British author Howard Jacobson, who won the 2010 Booker Prize for the comic novel The Finkler Question (2010), is no stranger to the award: Kalooki Nights (2006) was long-listed for the prize. Jacobson is also the author of The Mighty Walzer (1999) and The Act of Love (2008).
The Story: Julian Treslove, a middle-aged former BBC radio producer now working as a celebrity double, and Sam Finkler, a recently widowed pop philosopher at odds with his Jewish identity, have been friends for years. Both keep in touch with their former teacher, Libor Sevcik, a successful journalist who escaped the Holocaust. While at a dinner party at Sevcik's London apartment, the three men reminisce on times past. Treslove, a gentile who has always been jealous of Finkler--he views Finkler as the quintessential Jew--leaves the party and is mugged. Treslove believes the crime to be a misdirected act of anti-Semitism, and this incident sets off a desire to convert to Judaism and ruminations about what it means to be Jewish in the 21st century--as real anti-Semitic attacks occur all around him.
Bloomsbury. 307 pages. $25. ISBN: 9781608196111
Barnes and Noble
"As you keep reading, however, the brilliance of the book comes clear: Jacobson is using the novel form precisely in order to help us limn these polarizing issues through the consciousness of a flawed character as an excuse, freeing himself--and us--from the conventions of argumentation. ... Rare is a work of fiction that takes on the most controversial issues facing Jews so directly--and with enough humor, intelligence and insight--that it changes a reader's mind." Anne Trubek
New York Times
"It's not that there aren't parallels between the way Mr. Jacobson writes the novel of manners (atrocious manners) and the way Austen did (much better manners). It's just that his inner Roth did more than his inner Austen to win him this year's Man Booker Prize for The Finkler Question.

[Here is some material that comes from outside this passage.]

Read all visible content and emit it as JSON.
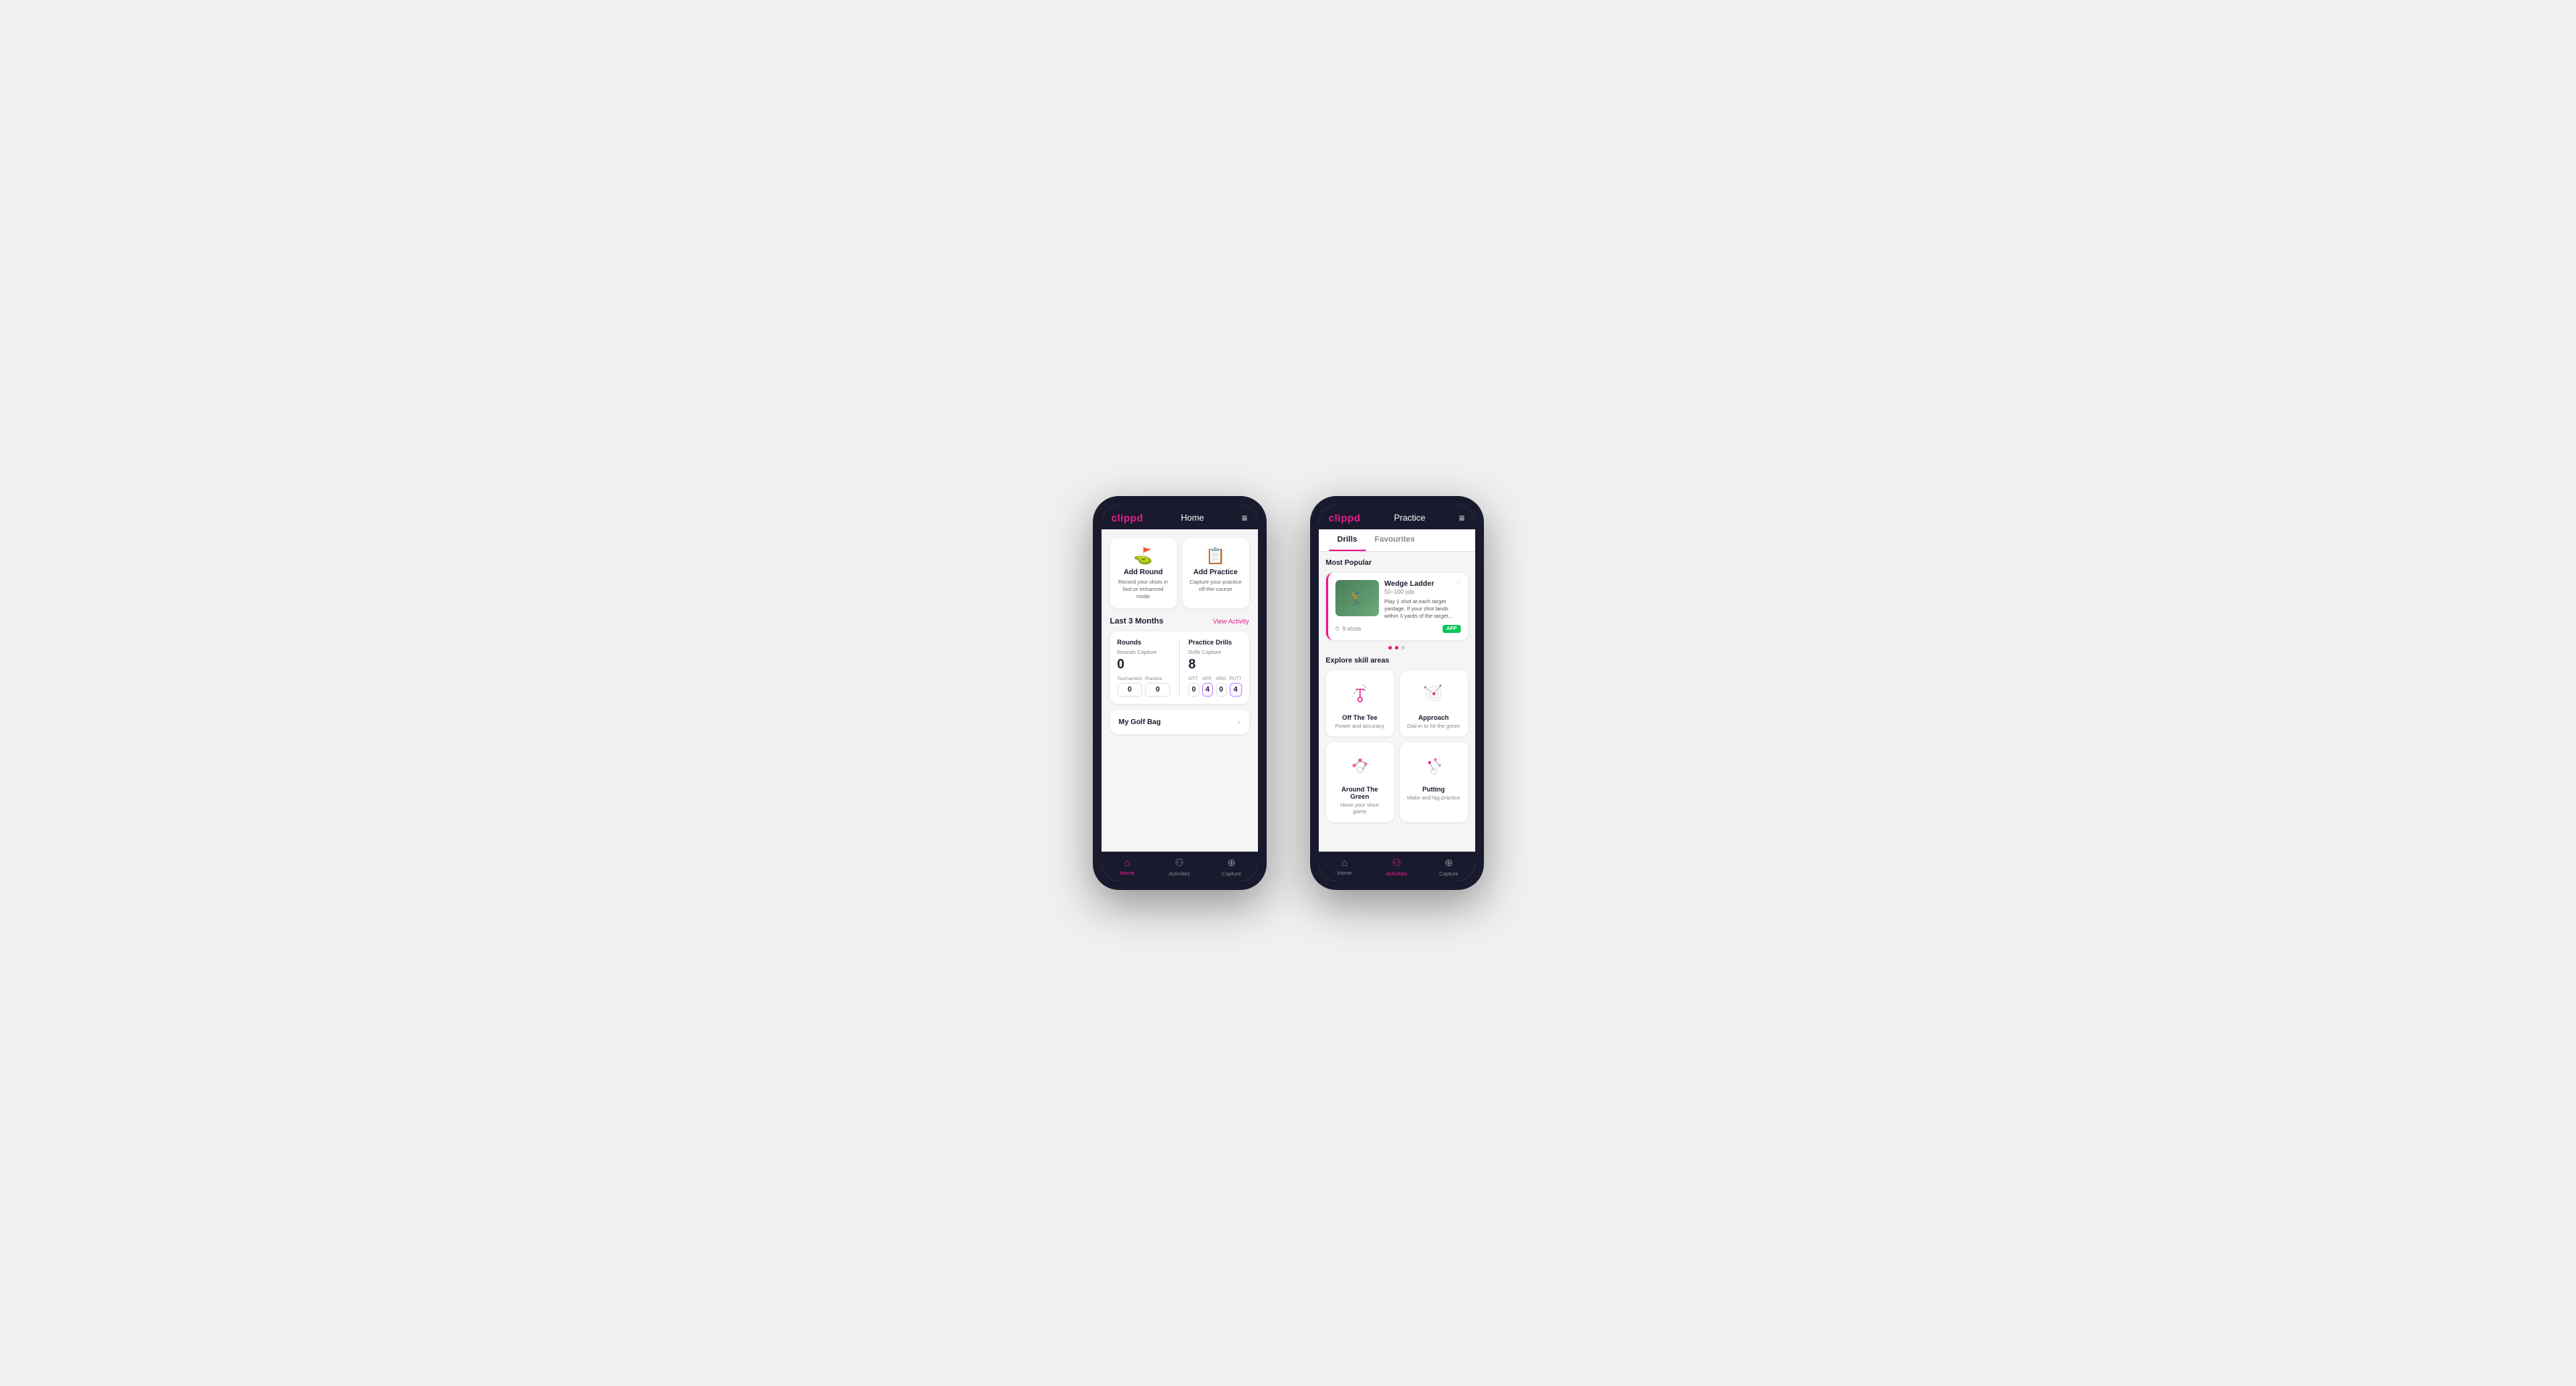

Mr. Jacobson doesn't just summon Roth; he summons Roth at Roth's best." Janet Maslin
Globe and Mail (Canada)
"Julian is a fascinating character, at once strikingly empty and richly sui generis. ... Hilarious and romantic at the start, it becomes more and more discomfiting as it progresses, especially in its chilling depiction of modern anti-Semitism." Cynthia Macdonald

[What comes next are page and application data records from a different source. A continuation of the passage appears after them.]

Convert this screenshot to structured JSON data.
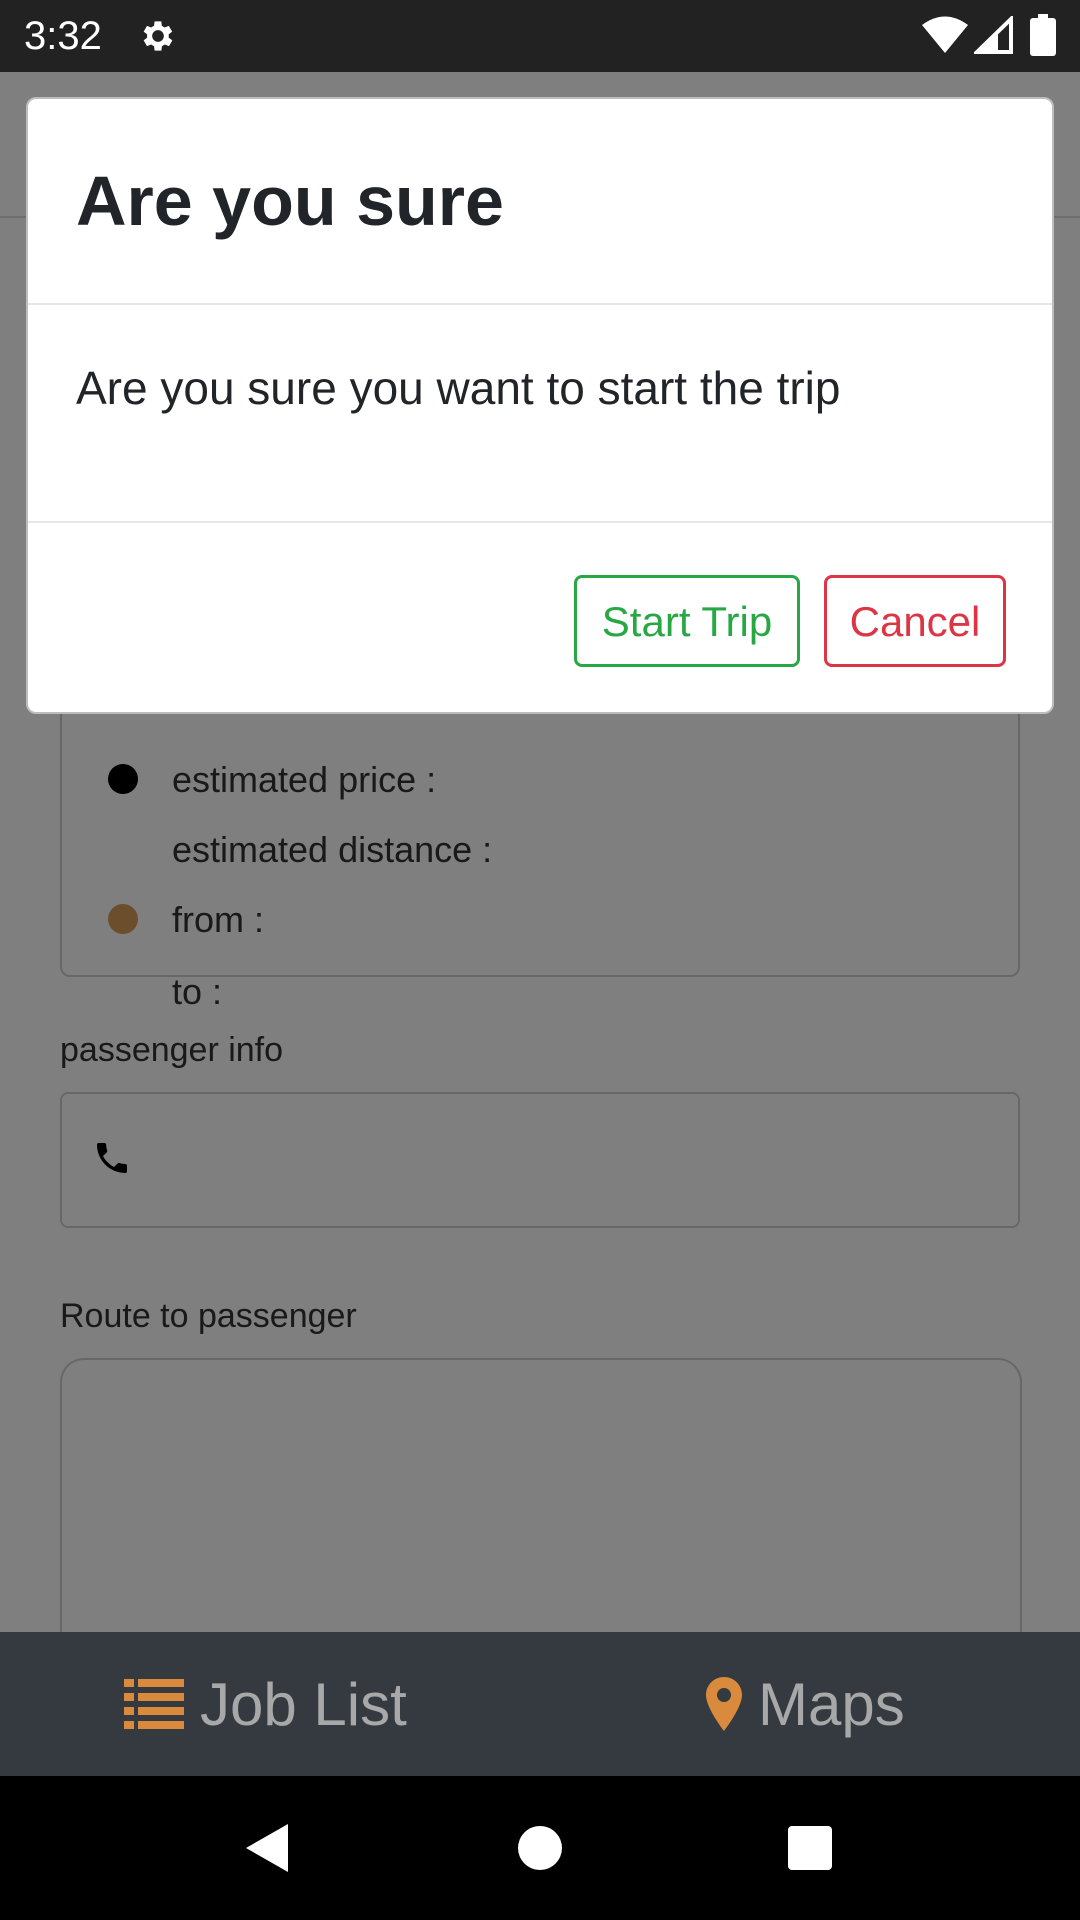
{
  "status_bar": {
    "time": "3:32"
  },
  "trip_card": {
    "estimated_price_label": "estimated price :",
    "estimated_distance_label": "estimated distance :",
    "from_label": "from :",
    "to_label": "to :"
  },
  "passenger": {
    "section_label": "passenger info"
  },
  "route": {
    "section_label": "Route to passenger"
  },
  "bottom_nav": {
    "job_list_label": "Job List",
    "maps_label": "Maps",
    "accent_color": "#d98a3c"
  },
  "dialog": {
    "title": "Are you sure",
    "message": "Are you sure you want to start the trip",
    "start_label": "Start Trip",
    "cancel_label": "Cancel",
    "start_color": "#28a745",
    "cancel_color": "#dc3545"
  },
  "icons": [
    "gear-icon",
    "wifi-icon",
    "signal-icon",
    "battery-icon",
    "phone-icon",
    "list-icon",
    "map-pin-icon",
    "back-icon",
    "home-icon",
    "recents-icon"
  ]
}
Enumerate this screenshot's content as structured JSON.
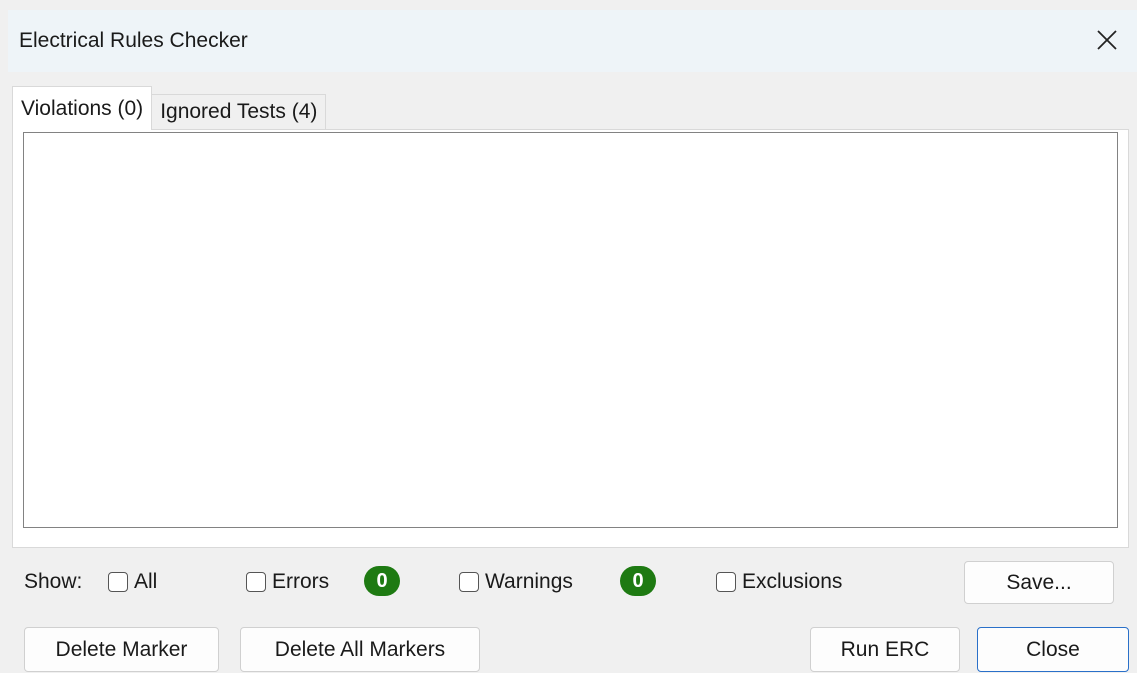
{
  "dialog": {
    "title": "Electrical Rules Checker"
  },
  "tabs": [
    {
      "label": "Violations (0)",
      "active": true
    },
    {
      "label": "Ignored Tests (4)",
      "active": false
    }
  ],
  "filters": {
    "show_label": "Show:",
    "all_label": "All",
    "errors_label": "Errors",
    "errors_count": "0",
    "warnings_label": "Warnings",
    "warnings_count": "0",
    "exclusions_label": "Exclusions"
  },
  "buttons": {
    "save": "Save...",
    "delete_marker": "Delete Marker",
    "delete_all_markers": "Delete All Markers",
    "run_erc": "Run ERC",
    "close": "Close"
  },
  "colors": {
    "badge": "#1e7a12",
    "default_button_border": "#2a70c9",
    "titlebar": "#eef4f8"
  }
}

"I have emerged from a state of tunnel-vision absorption; rarely have I come across a novel with such a range of themes and emotions to digest: anguish, infidelity, loyalty, circumcision, Zionism, Judaism, mugging, the BBC, even online poker--and one would have to listen all over again to absorb fully the stinging humour and myriad jokes. ... It is impossible to pinpoint the most striking scenes--there are so many." Robert Cooper

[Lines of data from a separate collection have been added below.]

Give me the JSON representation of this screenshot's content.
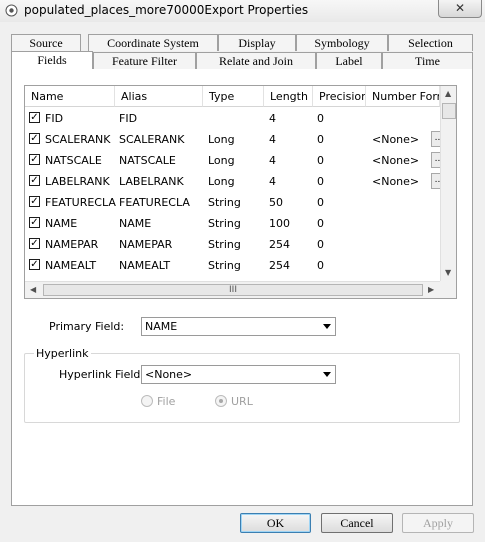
{
  "window": {
    "title": "populated_places_more70000Export  Properties",
    "close_glyph": "✕"
  },
  "tabs_row1": [
    {
      "label": "Source"
    },
    {
      "label": "Coordinate System"
    },
    {
      "label": "Display"
    },
    {
      "label": "Symbology"
    },
    {
      "label": "Selection"
    }
  ],
  "tabs_row2": [
    {
      "label": "Fields",
      "active": true
    },
    {
      "label": "Feature Filter"
    },
    {
      "label": "Relate and Join"
    },
    {
      "label": "Label"
    },
    {
      "label": "Time"
    }
  ],
  "fields_table": {
    "columns": [
      "Name",
      "Alias",
      "Type",
      "Length",
      "Precision",
      "Number Forma"
    ],
    "rows": [
      {
        "checked": true,
        "name": "FID",
        "alias": "FID",
        "type": "",
        "length": "4",
        "precision": "0",
        "format": "",
        "has_button": false
      },
      {
        "checked": true,
        "name": "SCALERANK",
        "alias": "SCALERANK",
        "type": "Long",
        "length": "4",
        "precision": "0",
        "format": "<None>",
        "has_button": true
      },
      {
        "checked": true,
        "name": "NATSCALE",
        "alias": "NATSCALE",
        "type": "Long",
        "length": "4",
        "precision": "0",
        "format": "<None>",
        "has_button": true
      },
      {
        "checked": true,
        "name": "LABELRANK",
        "alias": "LABELRANK",
        "type": "Long",
        "length": "4",
        "precision": "0",
        "format": "<None>",
        "has_button": true
      },
      {
        "checked": true,
        "name": "FEATURECLA",
        "alias": "FEATURECLA",
        "type": "String",
        "length": "50",
        "precision": "0",
        "format": "",
        "has_button": false
      },
      {
        "checked": true,
        "name": "NAME",
        "alias": "NAME",
        "type": "String",
        "length": "100",
        "precision": "0",
        "format": "",
        "has_button": false
      },
      {
        "checked": true,
        "name": "NAMEPAR",
        "alias": "NAMEPAR",
        "type": "String",
        "length": "254",
        "precision": "0",
        "format": "",
        "has_button": false
      },
      {
        "checked": true,
        "name": "NAMEALT",
        "alias": "NAMEALT",
        "type": "String",
        "length": "254",
        "precision": "0",
        "format": "",
        "has_button": false
      }
    ],
    "checkbox_glyph": "✓",
    "ellipsis_label": "..",
    "hscroll_grip": "III"
  },
  "primary_field": {
    "label": "Primary Field:",
    "value": "NAME"
  },
  "hyperlink": {
    "group_label": "Hyperlink",
    "field_label": "Hyperlink Field:",
    "field_value": "<None>",
    "option_file": "File",
    "option_url": "URL",
    "selected": "URL"
  },
  "buttons": {
    "ok": "OK",
    "cancel": "Cancel",
    "apply": "Apply"
  }
}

Wall Street Journal
"The Finkler Question ... is indeed a striking novel and a subtle one, a group portrait of three men in later life, each with comic foibles but each, also, feeling the weight of his past, conveyed in the narrative through flashbacks. ... [It] has all the qualities we expect from Mr. Jacobson--especially a mordant wit, sometimes as acrid as it is exuberant." Martin Rubin
"No other book has given me such a clear sense of the benevolent disguises that anti-Jewish sentiments can wear. ... There are certainly reasons to find this novel annoying. Chief among them, of course, is the tiresomeness of Julian's obsessive, if benevolent, racism." Ron Charles
Critics describe Howard Jacobson as the English Philip Roth, for good reason: like Roth, Jacobson fearlessly delves into male-female relations, the dark spaces of the male psyche, and the dilemmas of Judaism. Jacobson, however, likens himself more to a "Jewish Jane Austen," whose comedy of manners mines religious mores. Both monikers are apt. The Finkler Question, a portrait of three men wrestling with identity, showcases Jacobson as "a frighteningly smart and insightful thinker and stylist" (Spectator). With a biting wit, he examines many sides of polarizing issues, from modern-day anti-Semitism to Zionism to self-loathing Jews, issues that enlightened most critics but left many feeling uncomfortable. But this is an important book, one that raises timely, universal questions. The Finkler Question "will probably distress you on its way to disarming you," writes the Barnes and Noble critic. "Can we pay a novel any greater compliment?"